9. Take Action
In the parable of the talents, the master gives each of his three servants talents, and all of them receive the talents. The first two servants take action and use the talents productively, but the third servant hides his talent and does nothing. When the master finds out, he takes the talent away. We can’t receive if we’re not willing to act.
“They shall return again to their own place, to enjoy that which they are willing to receive, because they were not willing to enjoy that which they might have received” (D&C 88:32). If we’re not going to love the gift, admire the gift, use the gift, and have fun with the gift, why have it at all?
11. Share and Give
Whatever you give to others, you receive yourself, only multiplied. “For that which ye do send out shall return unto you again, and be restored” (Alma 41:15).
12. Appreciate It
“He who receives all things with thankfulness shall be made glorious” (D&C 78:19).
13. Receive Previously
“ . . . unto him that receiveth I will give more; and from them that shall say, We have enough, from them shall be taken away even that which they have” (2 Nephi 28:30). Gifts tend to build on each other. For example, suppose someone tried to give you some horse property, but you chose not to receive it. Later, someone tries to give you a pony. You have no choice but to turn down the pony because you didn’t receive the horse property earlier.

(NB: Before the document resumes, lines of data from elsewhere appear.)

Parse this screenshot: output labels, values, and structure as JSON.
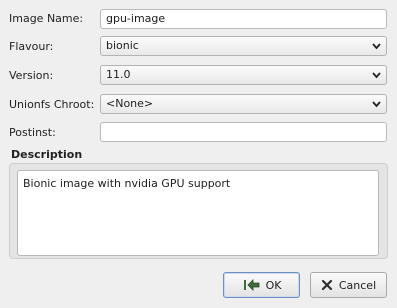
{
  "form": {
    "image_name_label": "Image Name:",
    "image_name_value": "gpu-image",
    "flavour_label": "Flavour:",
    "flavour_value": "bionic",
    "version_label": "Version:",
    "version_value": "11.0",
    "unionfs_label": "Unionfs Chroot:",
    "unionfs_value": "<None>",
    "postinst_label": "Postinst:",
    "postinst_value": ""
  },
  "description": {
    "title": "Description",
    "text": "Bionic image with nvidia GPU support"
  },
  "buttons": {
    "ok_label": "OK",
    "cancel_label": "Cancel"
  },
  "icons": {
    "ok": "ok-arrow-icon",
    "cancel": "cancel-x-icon",
    "dropdown": "chevron-down-icon"
  }
}
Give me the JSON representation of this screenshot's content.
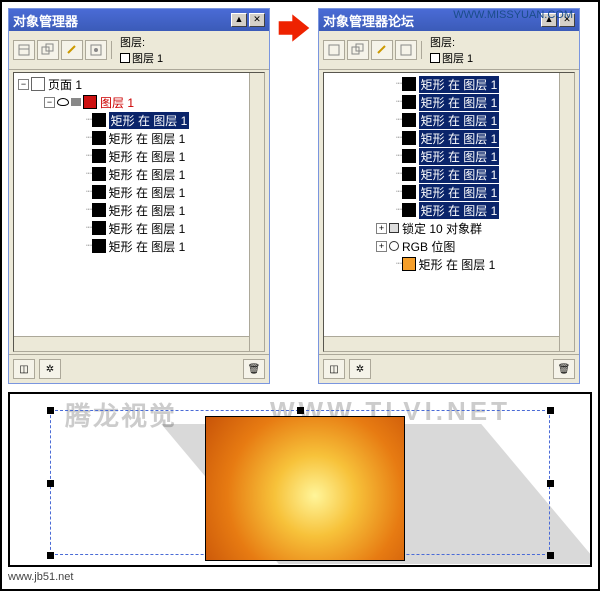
{
  "left_panel": {
    "title": "对象管理器",
    "layer_label": "图层:",
    "layer_name": "图层 1",
    "page_label": "页面 1",
    "layer1_label": "图层 1",
    "items": [
      "矩形 在 图层 1",
      "矩形 在 图层 1",
      "矩形 在 图层 1",
      "矩形 在 图层 1",
      "矩形 在 图层 1",
      "矩形 在 图层 1",
      "矩形 在 图层 1",
      "矩形 在 图层 1"
    ],
    "selected_index": 0
  },
  "right_panel": {
    "title": "对象管理器论坛",
    "top_url": "WWW.MISSYUAN.COM",
    "layer_label": "图层:",
    "layer_name": "图层 1",
    "selected_items": [
      "矩形 在 图层 1",
      "矩形 在 图层 1",
      "矩形 在 图层 1",
      "矩形 在 图层 1",
      "矩形 在 图层 1",
      "矩形 在 图层 1",
      "矩形 在 图层 1",
      "矩形 在 图层 1"
    ],
    "lock_label": "锁定 10 对象群",
    "rgb_label": "RGB 位图",
    "bottom_item": "矩形 在 图层 1"
  },
  "watermarks": {
    "wm1": "腾龙视觉",
    "wm2": "WWW.TLVI.NET",
    "site": "www.jb51.net"
  }
}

Receiving previously ensures that we’re prepared. When Christ told His disciples to cast their nets on the right side of the ship, there were so many fish that the nets broke and the ship began to sink (Luke 5:6). How many more fish could they have received if they had a bigger net and better boat? It’s interesting to note that when the same thing happened three years later the nets didn’t break (John 21:11). Maybe they learned their lesson and got stronger nets.

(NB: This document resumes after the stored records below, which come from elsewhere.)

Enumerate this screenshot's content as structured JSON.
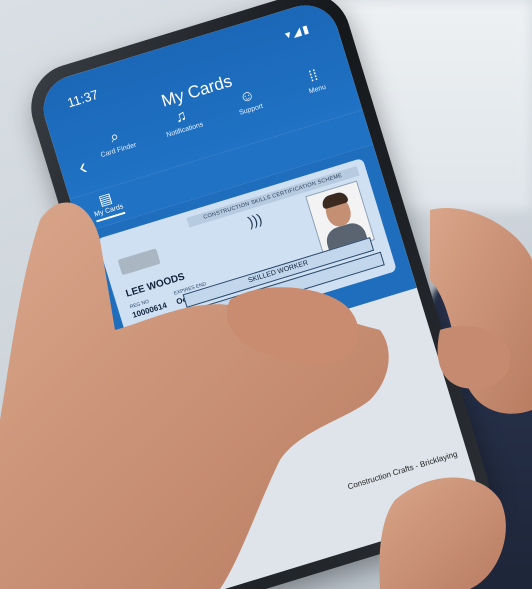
{
  "status": {
    "time": "11:37",
    "icons": "▾◢▮"
  },
  "app": {
    "title": "My Cards"
  },
  "nav": {
    "items": [
      {
        "label": "Card Finder",
        "icon": "search-icon"
      },
      {
        "label": "Notifications",
        "icon": "bell-icon"
      },
      {
        "label": "Support",
        "icon": "support-icon"
      },
      {
        "label": "Menu",
        "icon": "grid-icon"
      }
    ]
  },
  "subnav": {
    "label": "My Cards",
    "icon": "card-icon"
  },
  "card": {
    "scheme": "CONSTRUCTION SKILLS CERTIFICATION SCHEME",
    "name": "LEE WOODS",
    "reg_label": "REG NO",
    "expiry_label": "EXPIRES END",
    "reg_no": "10000614",
    "expiry": "Oct 2025",
    "role": "SKILLED WORKER"
  },
  "footer": {
    "text": "Construction Crafts - Bricklaying"
  },
  "colors": {
    "brand_blue": "#1f72c4",
    "card_bg": "#cfe0f2"
  }
}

14. Love the Giver
Gifts mean the most when they come from those we love the most. God understands that, so when God commands us to love Him, it’s not because He needs our love. It’s because we need our love for Him in order to fully receive.

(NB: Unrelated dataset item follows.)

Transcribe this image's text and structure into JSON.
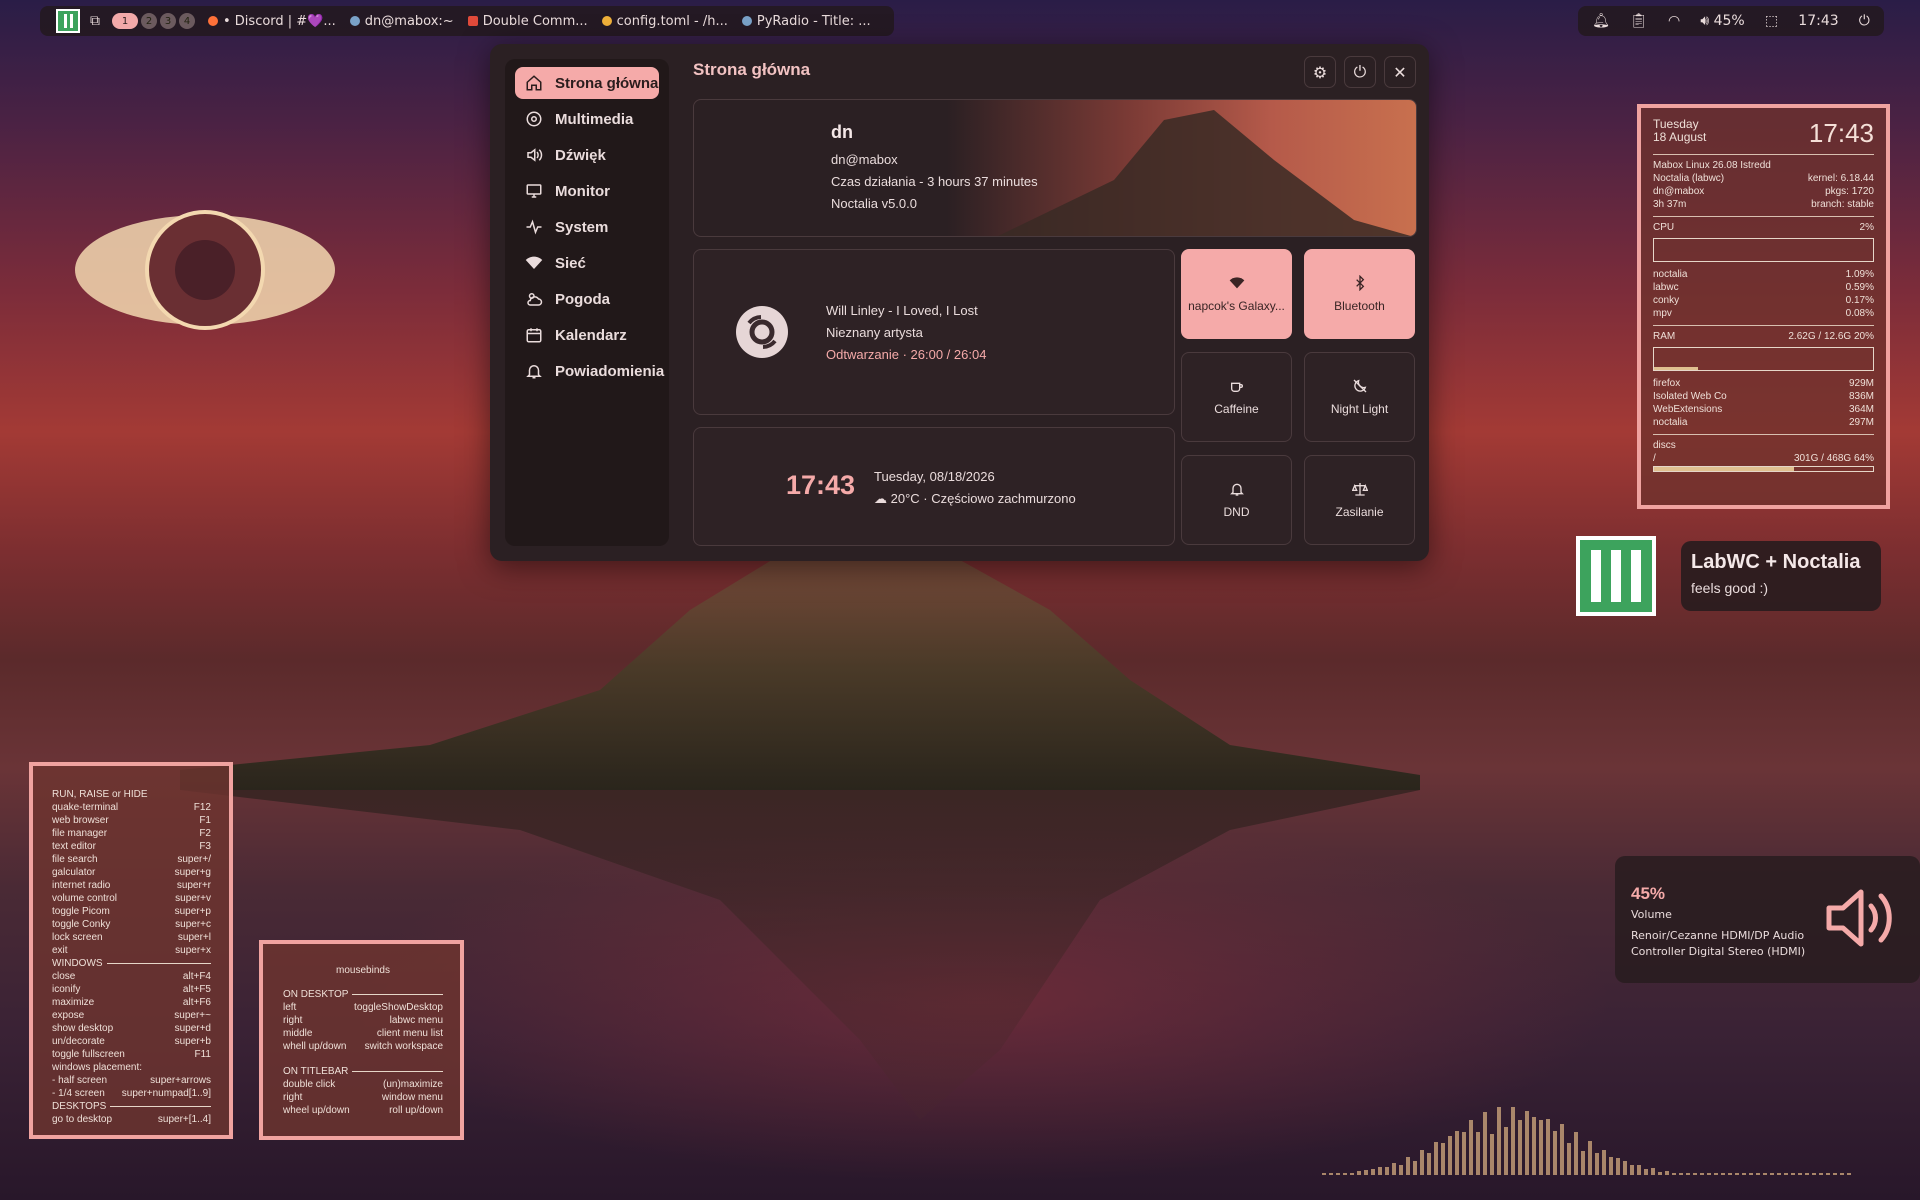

15. Have Faith in Christ
This one should be used first and throughout all the other steps. “. . .men began to exercise faith in Christ; and thus by faith, they did lay hold upon every good thing” (Moroni 7:25). The whole universe obeys and honors Christ because He is the Creator and the only perfect man to ever live, so we ask for and receive gifts in His name because the universe will respond to us for His sake, not for our sake.
Word of Caution
The only danger I can see in following the 15 steps above is that we could become motivated by selfishness, wanting to see how much we ourselves can receive. That’s why the most important thing we should want to receive is charity, the capacity to love others and to know how to express that love. We could receive the whole world and still be nothing if we don’t have charity (1 Corinthians 13:2). But if charity is our primary focus, then we can’t go wrong.
With charity also comes a love for ourselves and an understanding of how much God loves us. And once we understand that, we won’t be so shy about receiving more.
“Wherefore, my beloved brethren, pray unto the Father with all the energy of heart, that ye may be filled with this love, which he hath bestowed upon all who are true followers of his Son, Jesus Christ” (Moroni 7:48, emphasis added).
Notice the word “bestowed.” Charity, like perfection, can only be achieved by receiving it as a gift. We can’t acquire it on our own.